Brokers at the Paris stock exchange monitor markets in Belgium, France and Portugal. The DOLFINS project conducts research for the development of models and scenarios for a sustainable financial system.
Brokers at the Paris stock exchange monitor markets in Belgium, France and Portugal. The DOLFINS project conducts research for the development of models and scenarios for a sustainable financial system. Joao Luiz Bulcao/Polaris/laif

Headline: Distributed Global Financial Systems for Society (DOLFINS)

Duration:
bis

The deregulation and liberalisation of the financial sector across the globe in recent decades was based on the assumption that financial markets are stable and function best when they are more or less left to their own devices. The global financial crisis put paid to that assumption. Our current system is not sustainable from either an economic or a social perspective. Yet an economically and socially sustainable financial system is a prerequisite for financing the transition to an ecologically more sustainable way of doing business. So we are faced with the task of developing concepts and ideas for an economically, ecologically and socially sustainable financial system.
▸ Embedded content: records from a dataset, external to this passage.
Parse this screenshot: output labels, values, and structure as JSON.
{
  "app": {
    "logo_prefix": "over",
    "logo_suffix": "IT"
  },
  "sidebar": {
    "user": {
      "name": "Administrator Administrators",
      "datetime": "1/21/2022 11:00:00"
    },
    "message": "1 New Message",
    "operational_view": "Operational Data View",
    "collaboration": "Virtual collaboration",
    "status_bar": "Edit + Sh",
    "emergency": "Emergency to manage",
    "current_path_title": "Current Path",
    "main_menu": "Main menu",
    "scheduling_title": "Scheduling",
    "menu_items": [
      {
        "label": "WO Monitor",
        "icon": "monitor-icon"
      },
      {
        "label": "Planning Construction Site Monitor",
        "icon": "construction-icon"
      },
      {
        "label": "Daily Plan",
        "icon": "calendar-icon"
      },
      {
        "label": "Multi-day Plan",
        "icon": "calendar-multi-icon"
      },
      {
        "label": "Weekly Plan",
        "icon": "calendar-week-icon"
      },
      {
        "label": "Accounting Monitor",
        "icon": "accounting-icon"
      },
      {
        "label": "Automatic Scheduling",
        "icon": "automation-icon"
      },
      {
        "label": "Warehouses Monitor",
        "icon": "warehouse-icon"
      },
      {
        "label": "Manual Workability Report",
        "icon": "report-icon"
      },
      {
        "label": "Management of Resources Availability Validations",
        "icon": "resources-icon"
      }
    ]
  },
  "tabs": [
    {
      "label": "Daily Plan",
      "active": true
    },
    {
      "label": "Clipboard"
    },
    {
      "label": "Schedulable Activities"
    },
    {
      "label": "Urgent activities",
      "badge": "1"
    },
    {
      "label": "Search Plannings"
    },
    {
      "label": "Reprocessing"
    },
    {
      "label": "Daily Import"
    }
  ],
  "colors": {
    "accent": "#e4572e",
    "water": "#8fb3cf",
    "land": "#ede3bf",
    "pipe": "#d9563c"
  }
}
The DOLFINS project takes up this challenge using the tools offered by global systems science. It is distinguished by two approaches: firstly, it acknowledges that banks are not intermediaries, i.e. they don’t simply collect money from savers and lend it to businesses. Instead, banks make additional credit money based on the money they collect from savers. To date, the effects of this credit creation on the stability of the system as a whole have not been adequately researched.

Secondly, DOLFINS follows a transdisciplinary approach by involving relevant actors in the research process. For example, the NGO Financewatch is part of the project consortium and supports the efforts to integrate European civil society into the research process.

Alternative scenarios for the global financial system

Our research builds on the pioneering work of the organisational sociologist Charles Perrow, who demonstrated that a combination of high interactive complexity and tight coupling makes systems vulnerable. The global financial system is a prime example of such a system; it is a dense network of banks, insurers and institutional investors that spans the globe and binds the financial sectors of developed countries closely together. In the process of elaborating alternative scenarios for the future of the global financial system, the IASS is guided by the question of what form a global financial system with significantly less interactive complexity and looser coupling of the financial sectors of developed countries could take and how it would have to be regulated.